**Instructions to follow:**
Make an exact copy of all the entries, but do not reproduce the pictures.

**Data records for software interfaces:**
━━━━━━━━━━━━━━━━━━━━━━━━━━━━━━
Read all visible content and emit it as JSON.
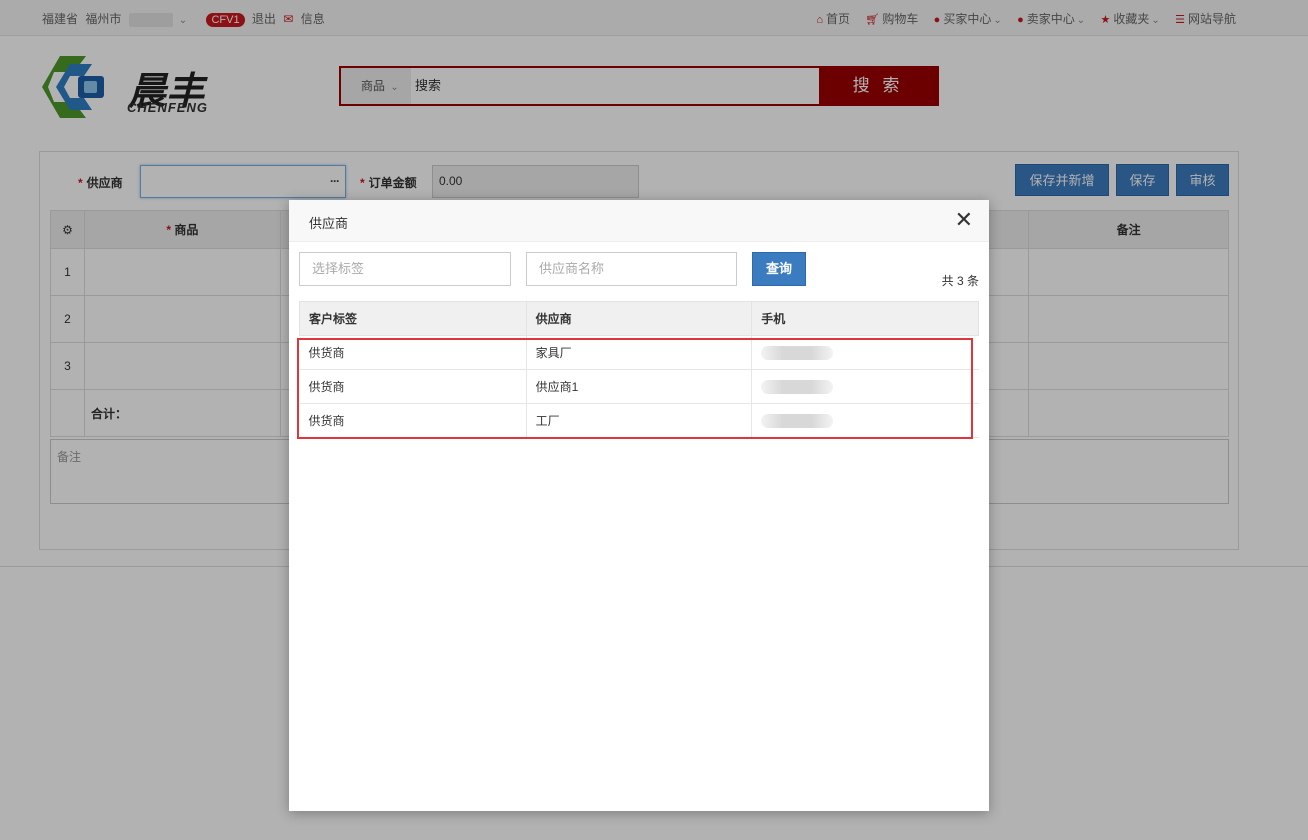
{
  "topbar": {
    "province": "福建省",
    "city": "福州市",
    "badge": "CFV1",
    "logout": "退出",
    "messages": "信息",
    "nav": {
      "home": "首页",
      "cart": "购物车",
      "buyer": "买家中心",
      "seller": "卖家中心",
      "favorites": "收藏夹",
      "sitemap": "网站导航"
    }
  },
  "logo": {
    "cn": "晨丰",
    "en": "CHENFENG"
  },
  "search": {
    "category": "商品",
    "placeholder": "搜索",
    "button": "搜 索"
  },
  "form": {
    "supplier_label": "供应商",
    "amount_label": "订单金额",
    "amount_value": "0.00",
    "buttons": {
      "save_new": "保存并新增",
      "save": "保存",
      "audit": "审核"
    },
    "grid": {
      "headers": [
        "商品",
        "备注"
      ],
      "rows": [
        "1",
        "2",
        "3"
      ],
      "total_label": "合计："
    },
    "remarks_placeholder": "备注"
  },
  "modal": {
    "title": "供应商",
    "tag_placeholder": "选择标签",
    "name_placeholder": "供应商名称",
    "query_button": "查询",
    "count": "共 3 条",
    "columns": [
      "客户标签",
      "供应商",
      "手机"
    ],
    "rows": [
      {
        "tag": "供货商",
        "name": "家具厂"
      },
      {
        "tag": "供货商",
        "name": "供应商1"
      },
      {
        "tag": "供货商",
        "name": "工厂"
      }
    ]
  },
  "colors": {
    "brand_red": "#9b0000",
    "primary_blue": "#3b7bbf",
    "highlight_red": "#e0353b"
  }
}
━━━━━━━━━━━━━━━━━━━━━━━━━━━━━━
**Exercise answer:**
Read all visible content and emit it as JSON.
{
  "topbar": {
    "province": "福建省",
    "city": "福州市",
    "badge": "CFV1",
    "logout": "退出",
    "messages": "信息",
    "nav": {
      "home": "首页",
      "cart": "购物车",
      "buyer": "买家中心",
      "seller": "卖家中心",
      "favorites": "收藏夹",
      "sitemap": "网站导航"
    }
  },
  "logo": {
    "cn": "晨丰",
    "en": "CHENFENG"
  },
  "search": {
    "category": "商品",
    "placeholder": "搜索",
    "button": "搜 索"
  },
  "form": {
    "supplier_label": "供应商",
    "amount_label": "订单金额",
    "amount_value": "0.00",
    "buttons": {
      "save_new": "保存并新增",
      "save": "保存",
      "audit": "审核"
    },
    "grid": {
      "headers": [
        "商品",
        "备注"
      ],
      "rows": [
        "1",
        "2",
        "3"
      ],
      "total_label": "合计："
    },
    "remarks_placeholder": "备注"
  },
  "modal": {
    "title": "供应商",
    "tag_placeholder": "选择标签",
    "name_placeholder": "供应商名称",
    "query_button": "查询",
    "count": "共 3 条",
    "columns": [
      "客户标签",
      "供应商",
      "手机"
    ],
    "rows": [
      {
        "tag": "供货商",
        "name": "家具厂"
      },
      {
        "tag": "供货商",
        "name": "供应商1"
      },
      {
        "tag": "供货商",
        "name": "工厂"
      }
    ]
  },
  "colors": {
    "brand_red": "#9b0000",
    "primary_blue": "#3b7bbf",
    "highlight_red": "#e0353b"
  }
}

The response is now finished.